In June 2017, the NBA Global Academy was launched at the Australian Institute of Sport (AIS) in Canberra. This elite training centre was set up to serve as a new hub for top prospects from outside the USA. The NBA Global Academy complements the existing program at the AIS, Basketball Australia's Centre of Excellence (CoE). Given the CoE's track record of producing world class players, Australia became a prime location for the new Global Academy.
Fast forward to today, and the NBA Global Academy has announced itself on the world stage. The Canberra-based prospects began the new year in Barcelona, taking on some of Spain's best junior players. They capped off a brilliant campaign on January 7, by winning the 2020 Torneo Junior Ciutat de L'Hospitalet. In the final, the NBA Global Academy defeated the junior team of FC Barcelona Bàsquet, by a score of 93-74. This is no mean feat, considering that Barcelona are a heavyweight club in European basketball.
During their championship run, the NBA Global Academy boys were in trouble on a couple of occasions. They narrowly defeated Club Joventut Badalona 80-79 in the group stages, thanks to a buzzer beater three-pointer from Blake Jones. The AIS residents also faced a stern challenge from Saski Baskonia in the semi-finals, winning by a score of 103-99. However, ultimately the NBA Global Academy cruised to victory in the final, beating Barcelona by the aforementioned 19 point margin.
The stars of tomorrow
Melbourne native Josh Giddey was named tournament MVP. Excluding an 87-55 blowout win in the group stages, where he was required to play just six minutes, Giddey was a standout. He averaged 14.0 points, 9.8 rebounds and 5.5 assists across the four games where he logged significant minutes. The 6'7 PG was also efficient, shooting 56% from the field. His play caught the attention of ESPN draft analyst Jonathan Givony, who was in the audience.
Although he has a knack for scoring in the paint, Giddey's best attribute is his passing. The 17 year old makes players around him better, and statistics don't do him justice. Per-game averages of 5.5 assists and 3.25 turnovers may not jump off the page, but Giddey's vision is evident on the highlight reel.
Another Australian standout in Spain was Mojave King.

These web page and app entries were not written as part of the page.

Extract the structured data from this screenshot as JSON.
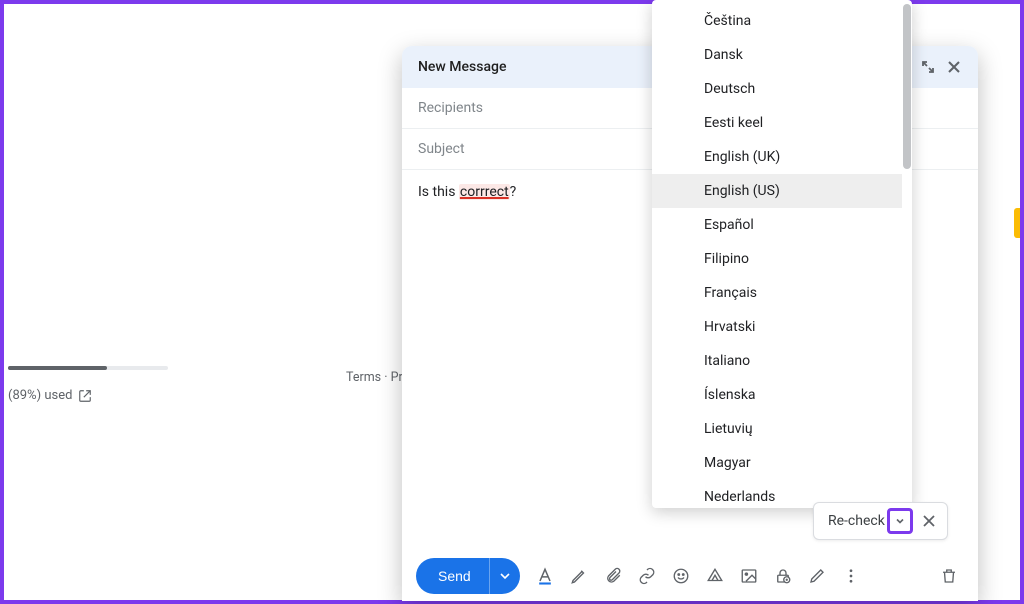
{
  "storage": {
    "percent_label": "(89%) used"
  },
  "footer": {
    "terms": "Terms",
    "dot": "·",
    "privacy_truncated": "Priva"
  },
  "compose": {
    "title": "New Message",
    "recipients_placeholder": "Recipients",
    "subject_placeholder": "Subject",
    "body_prefix": "Is this ",
    "body_misspelled": "corrrect",
    "body_suffix": "?",
    "send_label": "Send"
  },
  "lang_menu": {
    "items": [
      "Čeština",
      "Dansk",
      "Deutsch",
      "Eesti keel",
      "English (UK)",
      "English (US)",
      "Español",
      "Filipino",
      "Français",
      "Hrvatski",
      "Italiano",
      "Íslenska",
      "Lietuvių",
      "Magyar",
      "Nederlands"
    ],
    "selected_index": 5
  },
  "recheck": {
    "label": "Re-check"
  }
}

There's one catch however - it might be too early to call him Australian. The 6'4 guard was born in New Zealand to an American father and a Kiwi mother. King currently holds dual citizenship between New Zealand and the United States, even though he has spent most of his life in Australia. Fortunately for Aussie basketball fans however, the 17 year old has expressed his desire to represent Australia, and is working towards Australian citizenship.
Across his five games in Spain, King averaged 13 points while shooting 48% from beyond the arc. He is a marksman from three-point land, and will punish any defender that sags off. King also showed flashes of athleticism in transition, putting his impressive speed and vertical leap on display.
Mexican-Canadian prospect Bennedict Mathurin also deserves a special mention. The 6'6 swingman put the NBA Global Academy on his back in the semi-finals. He inspired a hard-fought 103-99 victory against Saski Baskonia, finishing with 30 points and 6 rebounds. Mathurin has committed to play for Arizona in college basketball, and will be a quality addition for Wildcats coach Sean Miller.
As for Giddey and King, their futures remain undecided. Both players have verbally declared interest in playing college basketball, but may yet be tempted by professional opportunities. King was ranked 31st in ESPN's first mock draft for 2021, and Giddey may generate some draft buzz himself. The NBL's Next Stars program also looms as an option for both prospects.
No matter which direction Giddey and King take, the future looks bright.